Task directions:
For the records below, tally every line that has the word "options" and reply with the number alone.

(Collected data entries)
※
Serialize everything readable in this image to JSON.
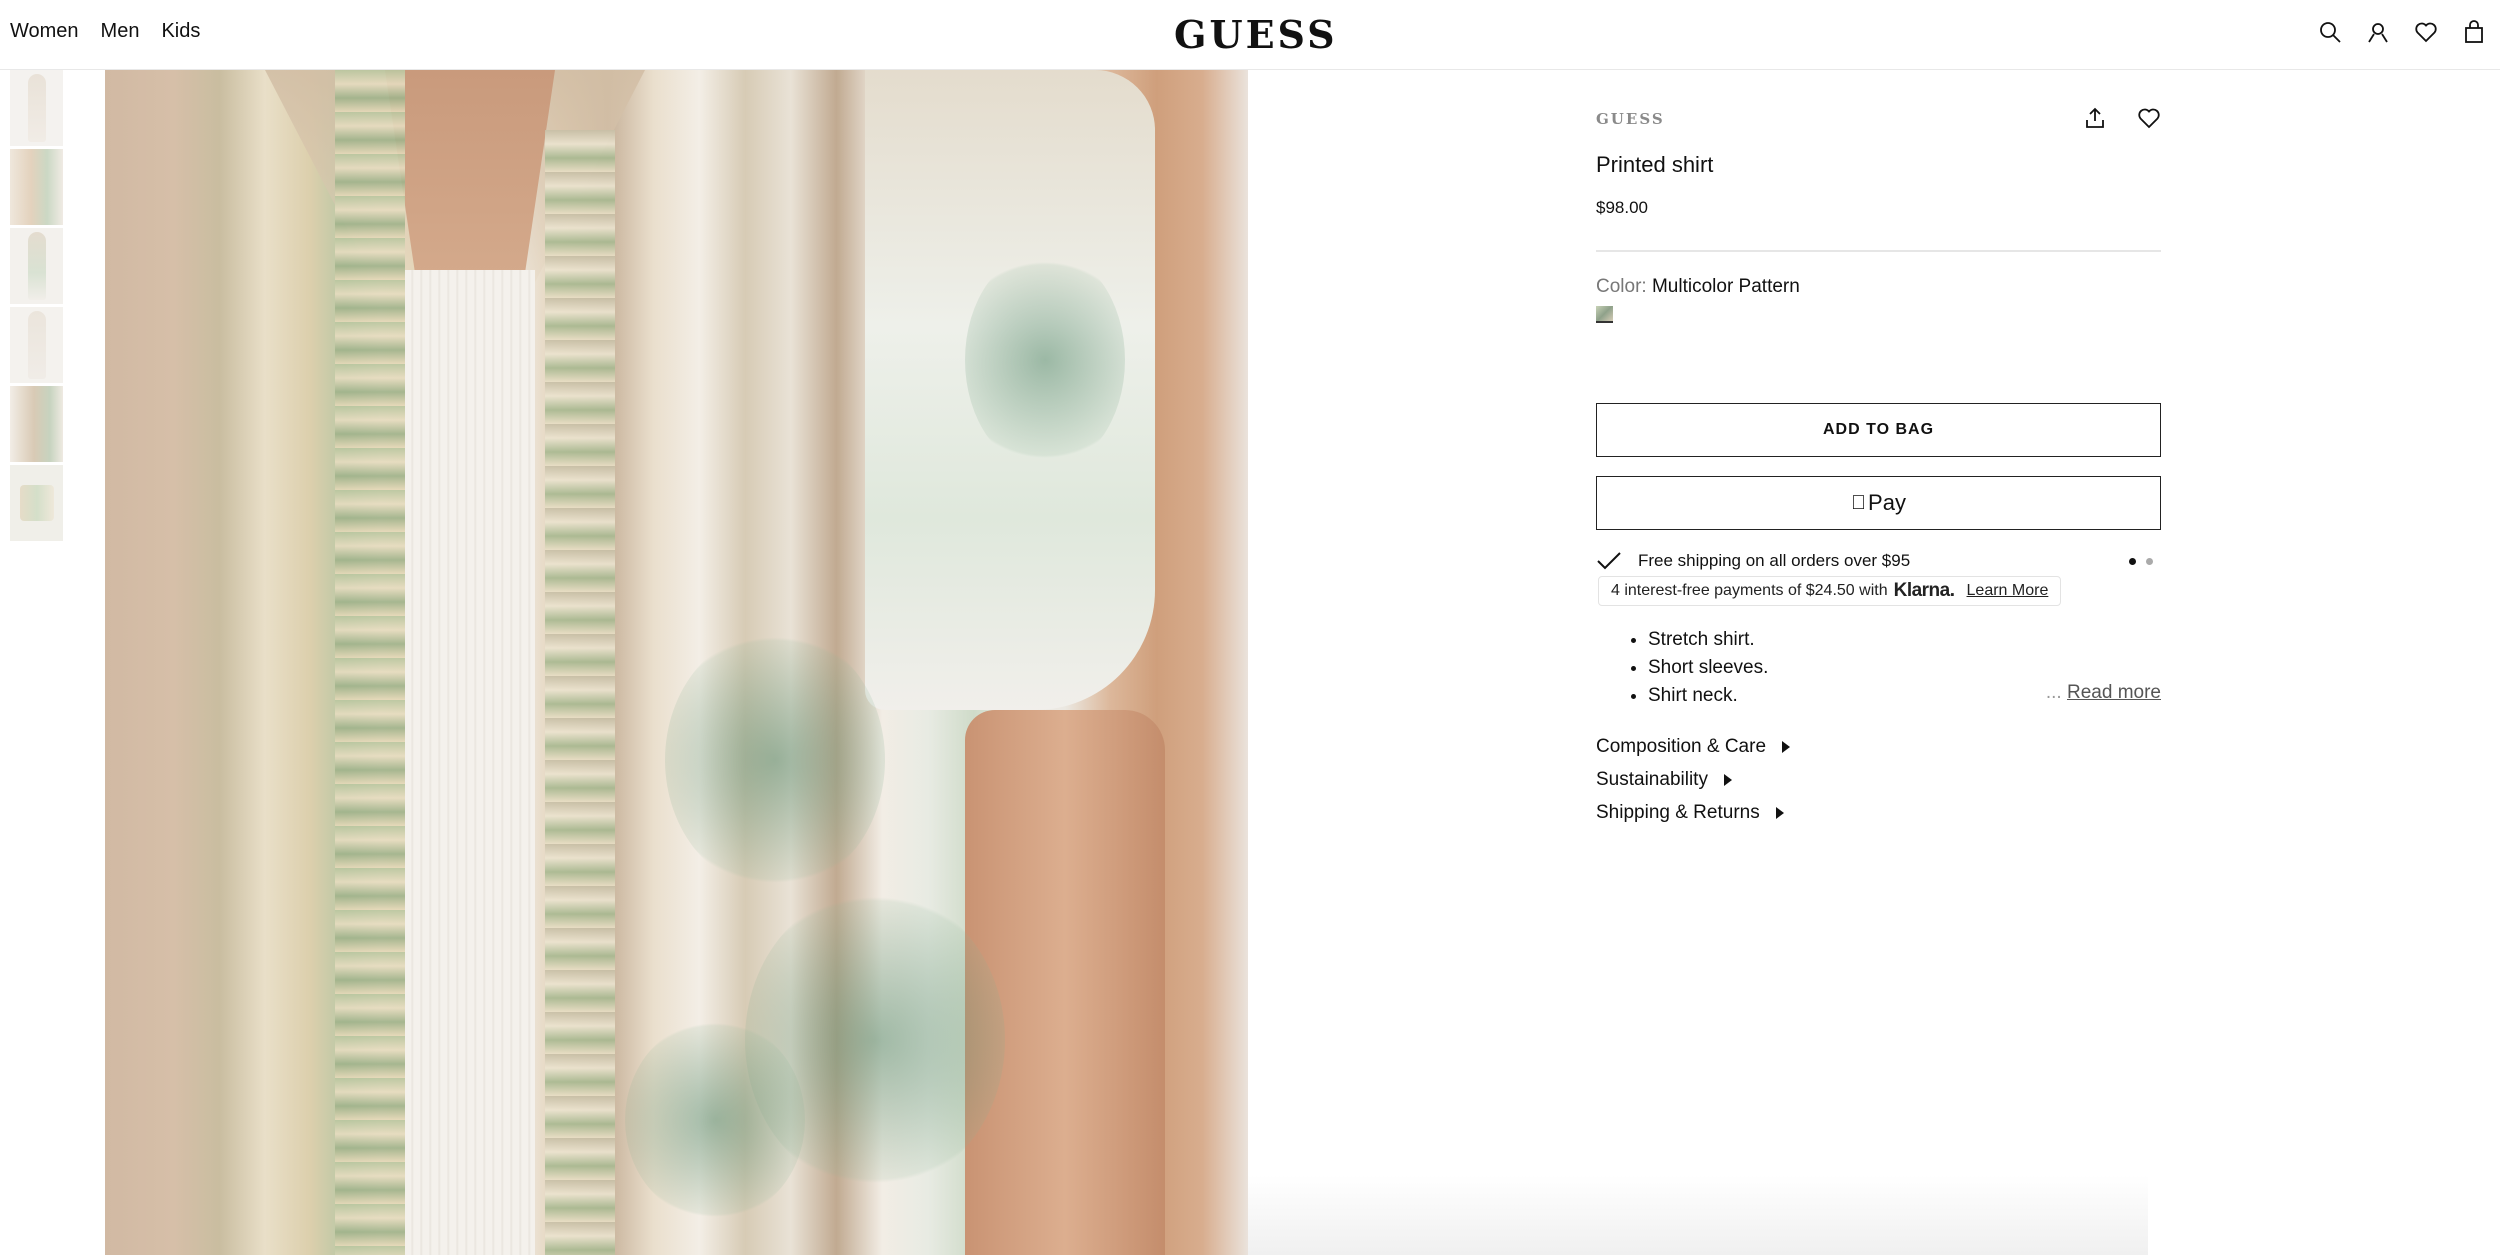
{
  "header": {
    "nav": [
      "Women",
      "Men",
      "Kids"
    ],
    "logo": "GUESS",
    "icons": [
      "search-icon",
      "account-icon",
      "wishlist-heart-icon",
      "shopping-bag-icon"
    ]
  },
  "gallery": {
    "thumbnails": 6,
    "main_image_alt": "Printed shirt"
  },
  "product": {
    "brand": "GUESS",
    "title": "Printed shirt",
    "price": "$98.00",
    "color_label": "Color:",
    "color_value": "Multicolor Pattern",
    "add_to_bag": "ADD TO BAG",
    "apple_pay_label": "Pay",
    "shipping_text": "Free shipping on all orders over $95",
    "klarna": {
      "prefix": "4 interest-free payments of $24.50 with",
      "brand": "Klarna.",
      "link": "Learn More"
    },
    "bullets": [
      "Stretch shirt.",
      "Short sleeves.",
      "Shirt neck."
    ],
    "read_more_prefix": "...",
    "read_more": "Read more",
    "accordions": [
      "Composition & Care",
      "Sustainability",
      "Shipping & Returns"
    ]
  },
  "colors": {
    "text": "#111111",
    "muted": "#777777",
    "border": "#222222",
    "divider": "#e6e6e6"
  }
}
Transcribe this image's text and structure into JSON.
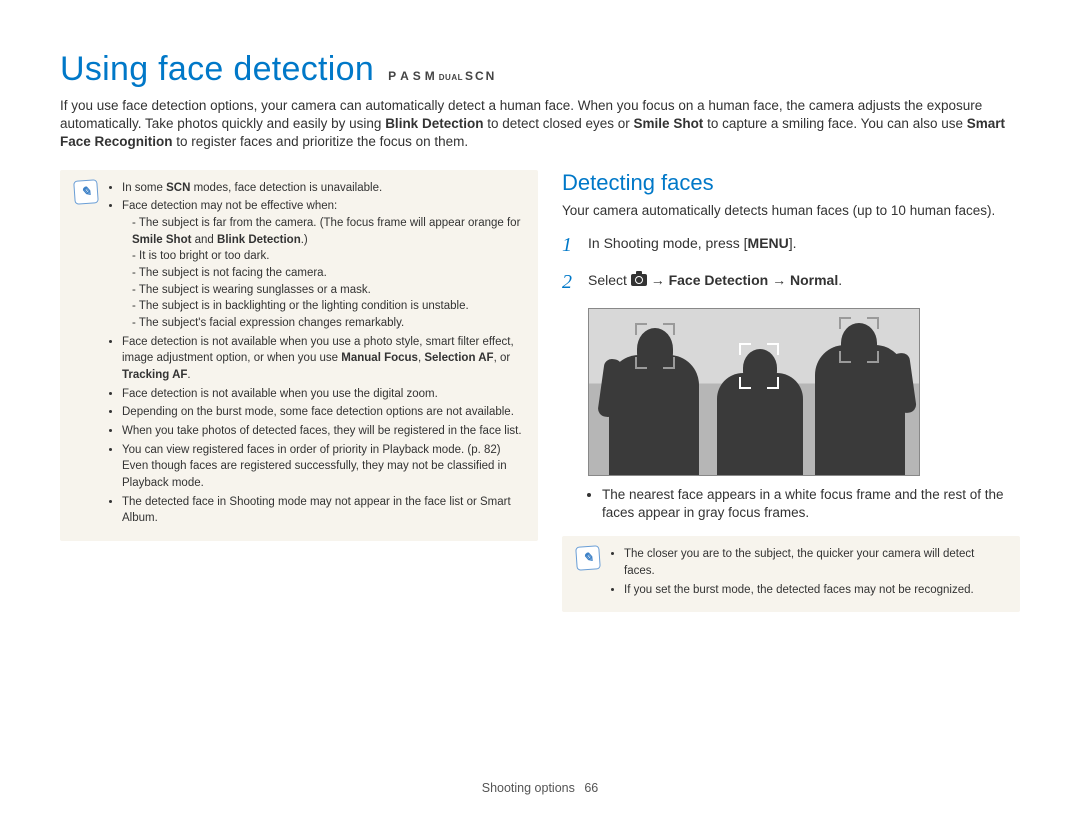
{
  "title": "Using face detection",
  "mode_letters": [
    "P",
    "A",
    "S",
    "M"
  ],
  "mode_small": "DUAL",
  "mode_scn": "SCN",
  "intro": {
    "t1": "If you use face detection options, your camera can automatically detect a human face. When you focus on a human face, the camera adjusts the exposure automatically. Take photos quickly and easily by using ",
    "b1": "Blink Detection",
    "t2": " to detect closed eyes or ",
    "b2": "Smile Shot",
    "t3": " to capture a smiling face. You can also use ",
    "b3": "Smart Face Recognition",
    "t4": " to register faces and prioritize the focus on them."
  },
  "left_note": {
    "items": [
      {
        "pre": "In some ",
        "scn": "SCN",
        "post": " modes, face detection is unavailable."
      },
      {
        "text": "Face detection may not be effective when:",
        "sub": [
          {
            "pre": "The subject is far from the camera. (The focus frame will appear orange for ",
            "b1": "Smile Shot",
            "mid": " and ",
            "b2": "Blink Detection",
            "post": ".)"
          },
          {
            "plain": "It is too bright or too dark."
          },
          {
            "plain": "The subject is not facing the camera."
          },
          {
            "plain": "The subject is wearing sunglasses or a mask."
          },
          {
            "plain": "The subject is in backlighting or the lighting condition is unstable."
          },
          {
            "plain": "The subject's facial expression changes remarkably."
          }
        ]
      },
      {
        "pre": "Face detection is not available when you use a photo style, smart filter effect, image adjustment option, or when you use ",
        "b1": "Manual Focus",
        "mid": ", ",
        "b2": "Selection AF",
        "mid2": ", or ",
        "b3": "Tracking AF",
        "post": "."
      },
      {
        "text": "Face detection is not available when you use the digital zoom."
      },
      {
        "text": "Depending on the burst mode, some face detection options are not available."
      },
      {
        "text": "When you take photos of detected faces, they will be registered in the face list."
      },
      {
        "text": "You can view registered faces in order of priority in Playback mode. (p. 82) Even though faces are registered successfully, they may not be classified in Playback mode."
      },
      {
        "text": "The detected face in Shooting mode may not appear in the face list or Smart Album."
      }
    ]
  },
  "right": {
    "heading": "Detecting faces",
    "body": "Your camera automatically detects human faces (up to 10 human faces).",
    "step1": {
      "num": "1",
      "t1": "In Shooting mode, press [",
      "key": "MENU",
      "t2": "]."
    },
    "step2": {
      "num": "2",
      "t1": "Select ",
      "arrow": " → ",
      "b1": "Face Detection",
      "b2": "Normal",
      "post": "."
    },
    "bullet": "The nearest face appears in a white focus frame and the rest of the faces appear in gray focus frames.",
    "tips": [
      "The closer you are to the subject, the quicker your camera will detect faces.",
      "If you set the burst mode, the detected faces may not be recognized."
    ]
  },
  "footer": {
    "section": "Shooting options",
    "page": "66"
  }
}
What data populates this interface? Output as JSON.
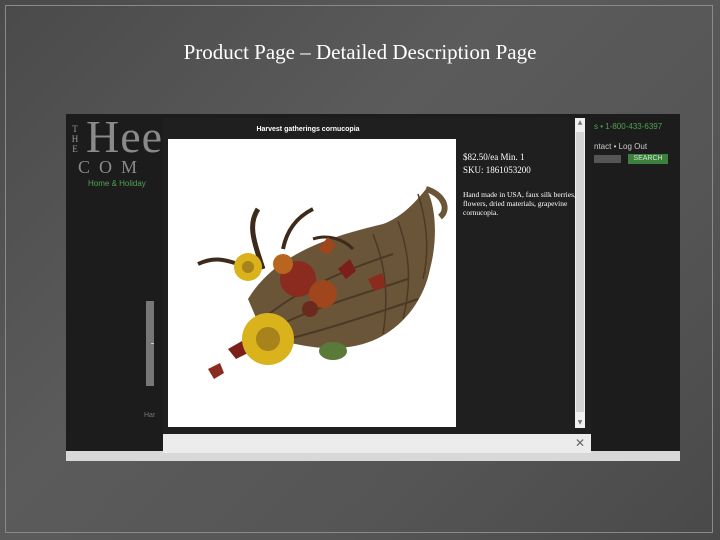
{
  "slide": {
    "title": "Product Page – Detailed Description Page"
  },
  "site": {
    "logo_the": [
      "T",
      "H",
      "E"
    ],
    "logo_main": "Hee",
    "logo_sub": "COM",
    "logo_tagline": "Home & Holiday",
    "phone": "s • 1-800-433-6397",
    "links": "ntact  •  Log Out",
    "search_button": "SEARCH",
    "side_text": "Har"
  },
  "modal": {
    "title": "Harvest gatherings cornucopia",
    "price": "$82.50/ea Min. 1",
    "sku": "SKU: 1861053200",
    "description": "Hand made in USA, faux silk berries, flowers, dried materials, grapevine cornucopia.",
    "close_label": "✕",
    "image_alt": "cornucopia-photo"
  },
  "colors": {
    "accent_green": "#4fa34f",
    "site_background": "#1c1c1c",
    "slide_background": "#555555"
  }
}
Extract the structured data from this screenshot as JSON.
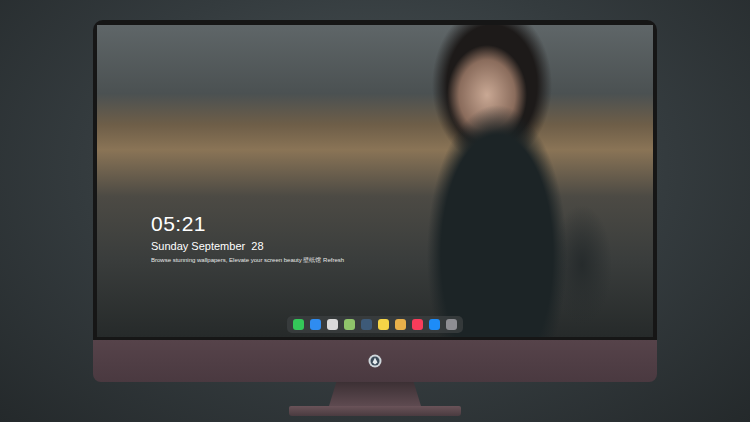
{
  "monitor": {
    "screen": {
      "wallpaper": {
        "kind": "photo"
      },
      "clock": {
        "time": "05:21",
        "date": "Sunday September  28"
      },
      "tagline": "Browse stunning wallpapers, Elevate your screen beauty 壁纸馆 Refresh",
      "dock": [
        {
          "color": "#34c759"
        },
        {
          "color": "#2f8cf0"
        },
        {
          "color": "#d9d9d9"
        },
        {
          "color": "#8fc46a"
        },
        {
          "color": "#3d5a78"
        },
        {
          "color": "#f5d547"
        },
        {
          "color": "#e8b04a"
        },
        {
          "color": "#fa3c5a"
        },
        {
          "color": "#1d8cf8"
        },
        {
          "color": "#8e8e93"
        }
      ]
    }
  }
}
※
Solution for this problem:
3